Accession number(s).

This whole-genome shotgun project has been deposited in GenBank under the accession number CP019159.

ACKNOWLEDGMENTS

This study was supported by the National Council for Scientific and Technological Development (CNPq), Coordination for the Improvement of Higher Education Personnel (CAPES), the Foundation for Supporting Research in the State of Pará (FAPESPA), and the Genome and Proteome Network of the State of Pará (RPGP).

Footnotes

Citation Lima ACS, de Moura VAG, Pinheiro KDC, Paixão CTM, da Costa WLO, Folador ARC, Guaraldi ALDM, Ramos RTJ, Silva A, Marques JM. 2017. Draft genome sequence of Corynebacterium pseudotuberculosis strain PA05 isolated from an ovine host in Pará State, Brazil. Genome Announc 5:e00082-17. https://doi.org/10.1128/genomeA.00082-17.

REFERENCES

1. Dorella FA, Pacheco LG, Oliveira SC, Miyoshi A, Azevedo V 2006. Corynebacterium pseudotuberculosis microbiology, biochemical properties, pathogenesis and molecular studies of virulence. Vet Res 37:201–218. doi:.10.1051/vetres:2005056 [PubMed] [Cross Ref]
2. Baird GJ, Fontaine MC 2007. Corynebacterium pseudotuberculosis and its role in ovine caseous lymphadenitis. J Comp Pathol 137:179–210. doi:.10.1016/j.jcpa.2007.07.002 [PubMed] [Cross Ref]
3. Tashjian JJ, Campbell SG 1983. Interaction between caprine macrophages and Corynebacterium pseudotuberculosis: an electron microscopic study. Am J Vet Res 44:690–693. [PubMed]
4. D’Afonseca V, Moraes PM, Dorella FA, Pacheco LG, Meyer R, Portela RW, Miyoshi A, Azevedo V 2008. A description of genes of Corynebacterium pseudotuberculosis useful in diagnostics and vaccine applications. Genet Mol Res 7:252–260. doi:.10.4238/vol7-1gmr438 [PubMed] [Cross Ref]
5. Yeruham I, Elad D, Friedman S, Perl S 2003. Corynebacterium pseudotuberculosis infection in Israeli dairy cattle. Epidemiol Infect 131:947–955. doi:.10.1017/S095026880300894X [PubMed] [Cross Ref]
6. Darling AE, Mau B, Perna NT 2010. progressiveMauve: multiple genome alignment with gene gain, loss and rearrangement. PLoS One 5:e11147. doi:.10.1371/journal.pone.0011147 [PMC free article] [PubMed] [Cross Ref]
7. de Sá PHCG, Miranda F, Veras A, de Melo DM, Soares S, Pinheiro K, Guimarães L, Azevedo V, Silva A, Ramos RTJ 2016. GapBlaster—a graphical gap filler for prokaryote genomes. PLoS One 11:e0155327. doi:.10.1371/journal.pone.0155327 [PMC free article] [PubMed] [Cross Ref]
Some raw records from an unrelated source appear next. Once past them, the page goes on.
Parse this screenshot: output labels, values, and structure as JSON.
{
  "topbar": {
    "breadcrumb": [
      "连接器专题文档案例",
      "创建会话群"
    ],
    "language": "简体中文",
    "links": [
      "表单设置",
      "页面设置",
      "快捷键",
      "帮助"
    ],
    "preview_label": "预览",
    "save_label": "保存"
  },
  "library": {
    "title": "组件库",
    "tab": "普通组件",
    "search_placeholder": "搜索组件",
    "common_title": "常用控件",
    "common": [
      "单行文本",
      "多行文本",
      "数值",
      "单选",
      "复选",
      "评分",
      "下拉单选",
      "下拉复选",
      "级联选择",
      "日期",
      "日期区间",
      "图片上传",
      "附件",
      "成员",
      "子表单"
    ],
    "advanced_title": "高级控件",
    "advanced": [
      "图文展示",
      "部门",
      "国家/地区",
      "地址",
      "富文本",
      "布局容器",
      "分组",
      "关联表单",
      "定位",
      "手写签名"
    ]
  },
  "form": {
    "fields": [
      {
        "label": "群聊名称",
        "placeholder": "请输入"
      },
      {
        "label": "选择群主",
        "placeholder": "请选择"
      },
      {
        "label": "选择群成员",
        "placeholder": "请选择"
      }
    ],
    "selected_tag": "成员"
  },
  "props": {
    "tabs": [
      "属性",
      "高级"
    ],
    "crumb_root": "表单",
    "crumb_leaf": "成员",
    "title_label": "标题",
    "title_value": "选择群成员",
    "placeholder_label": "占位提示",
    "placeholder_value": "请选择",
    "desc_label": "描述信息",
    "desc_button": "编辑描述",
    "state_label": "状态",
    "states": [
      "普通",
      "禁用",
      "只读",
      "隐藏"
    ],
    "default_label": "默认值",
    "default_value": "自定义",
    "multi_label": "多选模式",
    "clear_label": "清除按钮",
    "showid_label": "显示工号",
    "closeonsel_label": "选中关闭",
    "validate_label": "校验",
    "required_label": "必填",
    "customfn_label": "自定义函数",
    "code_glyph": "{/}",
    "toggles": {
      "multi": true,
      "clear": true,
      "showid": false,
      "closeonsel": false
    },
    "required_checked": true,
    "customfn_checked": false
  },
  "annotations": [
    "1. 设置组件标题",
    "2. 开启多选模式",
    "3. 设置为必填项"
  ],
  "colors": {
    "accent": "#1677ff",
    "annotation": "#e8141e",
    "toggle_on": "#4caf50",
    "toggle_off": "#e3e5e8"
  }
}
Articles from Genome Announcements are provided here courtesy of American Society for Microbiology (ASM)